_TASK GOAL_
What follows is a set of records. Repeat every one of them exactly.

BEGIN RECORD EXTRACTS

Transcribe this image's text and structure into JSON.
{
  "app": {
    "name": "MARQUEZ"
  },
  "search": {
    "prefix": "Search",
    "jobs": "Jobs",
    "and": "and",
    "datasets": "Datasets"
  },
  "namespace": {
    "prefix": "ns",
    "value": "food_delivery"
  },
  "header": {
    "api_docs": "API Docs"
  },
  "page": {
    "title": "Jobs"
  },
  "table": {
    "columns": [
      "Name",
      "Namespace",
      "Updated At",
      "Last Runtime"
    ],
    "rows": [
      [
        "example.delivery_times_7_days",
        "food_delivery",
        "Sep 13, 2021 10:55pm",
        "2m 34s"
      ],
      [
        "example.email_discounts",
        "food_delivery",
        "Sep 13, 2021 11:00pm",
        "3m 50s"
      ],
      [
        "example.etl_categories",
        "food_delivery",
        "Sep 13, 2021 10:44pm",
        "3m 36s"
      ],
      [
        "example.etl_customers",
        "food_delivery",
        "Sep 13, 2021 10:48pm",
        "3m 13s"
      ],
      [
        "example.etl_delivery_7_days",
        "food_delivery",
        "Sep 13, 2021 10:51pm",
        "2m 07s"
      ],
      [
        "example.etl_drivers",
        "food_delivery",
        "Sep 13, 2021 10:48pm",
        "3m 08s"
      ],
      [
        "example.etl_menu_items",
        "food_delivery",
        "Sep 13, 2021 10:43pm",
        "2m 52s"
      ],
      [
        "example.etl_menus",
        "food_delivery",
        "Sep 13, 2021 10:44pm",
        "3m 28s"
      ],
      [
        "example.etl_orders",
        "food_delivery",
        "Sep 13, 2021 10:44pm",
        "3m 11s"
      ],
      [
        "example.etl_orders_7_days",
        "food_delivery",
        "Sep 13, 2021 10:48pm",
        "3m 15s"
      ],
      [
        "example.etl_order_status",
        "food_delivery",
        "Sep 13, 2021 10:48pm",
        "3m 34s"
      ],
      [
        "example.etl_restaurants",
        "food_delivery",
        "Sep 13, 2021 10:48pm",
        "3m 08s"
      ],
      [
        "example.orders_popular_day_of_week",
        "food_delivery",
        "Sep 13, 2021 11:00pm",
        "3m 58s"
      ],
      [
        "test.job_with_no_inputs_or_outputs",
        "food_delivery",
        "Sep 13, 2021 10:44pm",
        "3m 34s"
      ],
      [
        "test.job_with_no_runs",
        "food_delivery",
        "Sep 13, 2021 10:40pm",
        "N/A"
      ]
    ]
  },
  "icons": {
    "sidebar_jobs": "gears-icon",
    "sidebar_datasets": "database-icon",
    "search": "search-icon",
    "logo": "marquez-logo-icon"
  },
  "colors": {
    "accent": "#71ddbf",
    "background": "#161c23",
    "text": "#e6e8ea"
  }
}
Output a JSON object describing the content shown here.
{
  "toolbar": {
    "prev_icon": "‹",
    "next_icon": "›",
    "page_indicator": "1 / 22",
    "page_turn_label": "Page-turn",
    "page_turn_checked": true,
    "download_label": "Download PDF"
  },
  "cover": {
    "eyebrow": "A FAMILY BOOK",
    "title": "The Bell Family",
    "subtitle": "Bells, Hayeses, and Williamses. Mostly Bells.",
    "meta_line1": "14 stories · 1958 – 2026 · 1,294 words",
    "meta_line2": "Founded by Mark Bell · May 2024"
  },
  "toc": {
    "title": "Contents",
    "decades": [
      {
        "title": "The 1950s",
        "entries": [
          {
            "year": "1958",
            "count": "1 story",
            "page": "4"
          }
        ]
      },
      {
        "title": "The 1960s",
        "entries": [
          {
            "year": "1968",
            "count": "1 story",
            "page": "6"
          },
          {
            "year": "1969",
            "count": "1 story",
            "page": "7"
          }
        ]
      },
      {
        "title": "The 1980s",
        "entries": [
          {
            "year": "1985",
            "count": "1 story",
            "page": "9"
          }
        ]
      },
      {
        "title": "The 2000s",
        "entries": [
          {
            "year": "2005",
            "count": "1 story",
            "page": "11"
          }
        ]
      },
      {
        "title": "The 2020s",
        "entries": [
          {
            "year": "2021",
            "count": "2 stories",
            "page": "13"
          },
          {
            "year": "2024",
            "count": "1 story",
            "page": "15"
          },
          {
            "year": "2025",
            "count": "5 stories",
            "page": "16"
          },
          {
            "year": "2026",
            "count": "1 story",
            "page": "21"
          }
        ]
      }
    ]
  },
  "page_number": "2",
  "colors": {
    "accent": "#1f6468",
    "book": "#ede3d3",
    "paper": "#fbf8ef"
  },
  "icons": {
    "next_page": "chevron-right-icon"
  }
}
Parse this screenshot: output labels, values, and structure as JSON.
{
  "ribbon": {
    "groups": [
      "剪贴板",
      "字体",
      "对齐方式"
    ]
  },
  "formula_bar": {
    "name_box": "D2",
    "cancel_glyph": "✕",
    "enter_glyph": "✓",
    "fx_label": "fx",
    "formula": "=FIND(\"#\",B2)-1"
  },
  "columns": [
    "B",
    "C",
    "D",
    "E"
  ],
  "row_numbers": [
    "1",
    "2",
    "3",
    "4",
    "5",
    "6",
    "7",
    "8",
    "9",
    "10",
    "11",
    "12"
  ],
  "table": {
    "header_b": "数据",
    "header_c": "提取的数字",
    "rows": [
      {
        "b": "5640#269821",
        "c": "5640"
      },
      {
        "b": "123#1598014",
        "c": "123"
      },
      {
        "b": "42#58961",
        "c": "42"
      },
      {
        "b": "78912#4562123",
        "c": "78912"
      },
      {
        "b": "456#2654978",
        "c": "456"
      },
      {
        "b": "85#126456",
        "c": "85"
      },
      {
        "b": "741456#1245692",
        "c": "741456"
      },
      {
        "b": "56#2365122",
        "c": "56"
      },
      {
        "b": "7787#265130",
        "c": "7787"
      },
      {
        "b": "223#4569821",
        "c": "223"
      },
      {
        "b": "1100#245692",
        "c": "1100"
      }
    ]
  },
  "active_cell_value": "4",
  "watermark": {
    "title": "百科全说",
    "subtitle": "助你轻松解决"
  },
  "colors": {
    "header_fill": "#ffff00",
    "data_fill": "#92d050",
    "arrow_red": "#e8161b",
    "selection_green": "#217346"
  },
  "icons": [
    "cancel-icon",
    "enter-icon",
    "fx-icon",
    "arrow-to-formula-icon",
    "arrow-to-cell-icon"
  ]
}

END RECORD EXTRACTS

_EXERCISE ANSWER_
Transcribe this image's text and structure into JSON.
{
  "app": {
    "name": "MARQUEZ"
  },
  "search": {
    "prefix": "Search",
    "jobs": "Jobs",
    "and": "and",
    "datasets": "Datasets"
  },
  "namespace": {
    "prefix": "ns",
    "value": "food_delivery"
  },
  "header": {
    "api_docs": "API Docs"
  },
  "page": {
    "title": "Jobs"
  },
  "table": {
    "columns": [
      "Name",
      "Namespace",
      "Updated At",
      "Last Runtime"
    ],
    "rows": [
      [
        "example.delivery_times_7_days",
        "food_delivery",
        "Sep 13, 2021 10:55pm",
        "2m 34s"
      ],
      [
        "example.email_discounts",
        "food_delivery",
        "Sep 13, 2021 11:00pm",
        "3m 50s"
      ],
      [
        "example.etl_categories",
        "food_delivery",
        "Sep 13, 2021 10:44pm",
        "3m 36s"
      ],
      [
        "example.etl_customers",
        "food_delivery",
        "Sep 13, 2021 10:48pm",
        "3m 13s"
      ],
      [
        "example.etl_delivery_7_days",
        "food_delivery",
        "Sep 13, 2021 10:51pm",
        "2m 07s"
      ],
      [
        "example.etl_drivers",
        "food_delivery",
        "Sep 13, 2021 10:48pm",
        "3m 08s"
      ],
      [
        "example.etl_menu_items",
        "food_delivery",
        "Sep 13, 2021 10:43pm",
        "2m 52s"
      ],
      [
        "example.etl_menus",
        "food_delivery",
        "Sep 13, 2021 10:44pm",
        "3m 28s"
      ],
      [
        "example.etl_orders",
        "food_delivery",
        "Sep 13, 2021 10:44pm",
        "3m 11s"
      ],
      [
        "example.etl_orders_7_days",
        "food_delivery",
        "Sep 13, 2021 10:48pm",
        "3m 15s"
      ],
      [
        "example.etl_order_status",
        "food_delivery",
        "Sep 13, 2021 10:48pm",
        "3m 34s"
      ],
      [
        "example.etl_restaurants",
        "food_delivery",
        "Sep 13, 2021 10:48pm",
        "3m 08s"
      ],
      [
        "example.orders_popular_day_of_week",
        "food_delivery",
        "Sep 13, 2021 11:00pm",
        "3m 58s"
      ],
      [
        "test.job_with_no_inputs_or_outputs",
        "food_delivery",
        "Sep 13, 2021 10:44pm",
        "3m 34s"
      ],
      [
        "test.job_with_no_runs",
        "food_delivery",
        "Sep 13, 2021 10:40pm",
        "N/A"
      ]
    ]
  },
  "icons": {
    "sidebar_jobs": "gears-icon",
    "sidebar_datasets": "database-icon",
    "search": "search-icon",
    "logo": "marquez-logo-icon"
  },
  "colors": {
    "accent": "#71ddbf",
    "background": "#161c23",
    "text": "#e6e8ea"
  }
}
Output a JSON object describing the content shown here.
{
  "toolbar": {
    "prev_icon": "‹",
    "next_icon": "›",
    "page_indicator": "1 / 22",
    "page_turn_label": "Page-turn",
    "page_turn_checked": true,
    "download_label": "Download PDF"
  },
  "cover": {
    "eyebrow": "A FAMILY BOOK",
    "title": "The Bell Family",
    "subtitle": "Bells, Hayeses, and Williamses. Mostly Bells.",
    "meta_line1": "14 stories · 1958 – 2026 · 1,294 words",
    "meta_line2": "Founded by Mark Bell · May 2024"
  },
  "toc": {
    "title": "Contents",
    "decades": [
      {
        "title": "The 1950s",
        "entries": [
          {
            "year": "1958",
            "count": "1 story",
            "page": "4"
          }
        ]
      },
      {
        "title": "The 1960s",
        "entries": [
          {
            "year": "1968",
            "count": "1 story",
            "page": "6"
          },
          {
            "year": "1969",
            "count": "1 story",
            "page": "7"
          }
        ]
      },
      {
        "title": "The 1980s",
        "entries": [
          {
            "year": "1985",
            "count": "1 story",
            "page": "9"
          }
        ]
      },
      {
        "title": "The 2000s",
        "entries": [
          {
            "year": "2005",
            "count": "1 story",
            "page": "11"
          }
        ]
      },
      {
        "title": "The 2020s",
        "entries": [
          {
            "year": "2021",
            "count": "2 stories",
            "page": "13"
          },
          {
            "year": "2024",
            "count": "1 story",
            "page": "15"
          },
          {
            "year": "2025",
            "count": "5 stories",
            "page": "16"
          },
          {
            "year": "2026",
            "count": "1 story",
            "page": "21"
          }
        ]
      }
    ]
  },
  "page_number": "2",
  "colors": {
    "accent": "#1f6468",
    "book": "#ede3d3",
    "paper": "#fbf8ef"
  },
  "icons": {
    "next_page": "chevron-right-icon"
  }
}
Parse this screenshot: output labels, values, and structure as JSON.
{
  "ribbon": {
    "groups": [
      "剪贴板",
      "字体",
      "对齐方式"
    ]
  },
  "formula_bar": {
    "name_box": "D2",
    "cancel_glyph": "✕",
    "enter_glyph": "✓",
    "fx_label": "fx",
    "formula": "=FIND(\"#\",B2)-1"
  },
  "columns": [
    "B",
    "C",
    "D",
    "E"
  ],
  "row_numbers": [
    "1",
    "2",
    "3",
    "4",
    "5",
    "6",
    "7",
    "8",
    "9",
    "10",
    "11",
    "12"
  ],
  "table": {
    "header_b": "数据",
    "header_c": "提取的数字",
    "rows": [
      {
        "b": "5640#269821",
        "c": "5640"
      },
      {
        "b": "123#1598014",
        "c": "123"
      },
      {
        "b": "42#58961",
        "c": "42"
      },
      {
        "b": "78912#4562123",
        "c": "78912"
      },
      {
        "b": "456#2654978",
        "c": "456"
      },
      {
        "b": "85#126456",
        "c": "85"
      },
      {
        "b": "741456#1245692",
        "c": "741456"
      },
      {
        "b": "56#2365122",
        "c": "56"
      },
      {
        "b": "7787#265130",
        "c": "7787"
      },
      {
        "b": "223#4569821",
        "c": "223"
      },
      {
        "b": "1100#245692",
        "c": "1100"
      }
    ]
  },
  "active_cell_value": "4",
  "watermark": {
    "title": "百科全说",
    "subtitle": "助你轻松解决"
  },
  "colors": {
    "header_fill": "#ffff00",
    "data_fill": "#92d050",
    "arrow_red": "#e8161b",
    "selection_green": "#217346"
  },
  "icons": [
    "cancel-icon",
    "enter-icon",
    "fx-icon",
    "arrow-to-formula-icon",
    "arrow-to-cell-icon"
  ]
}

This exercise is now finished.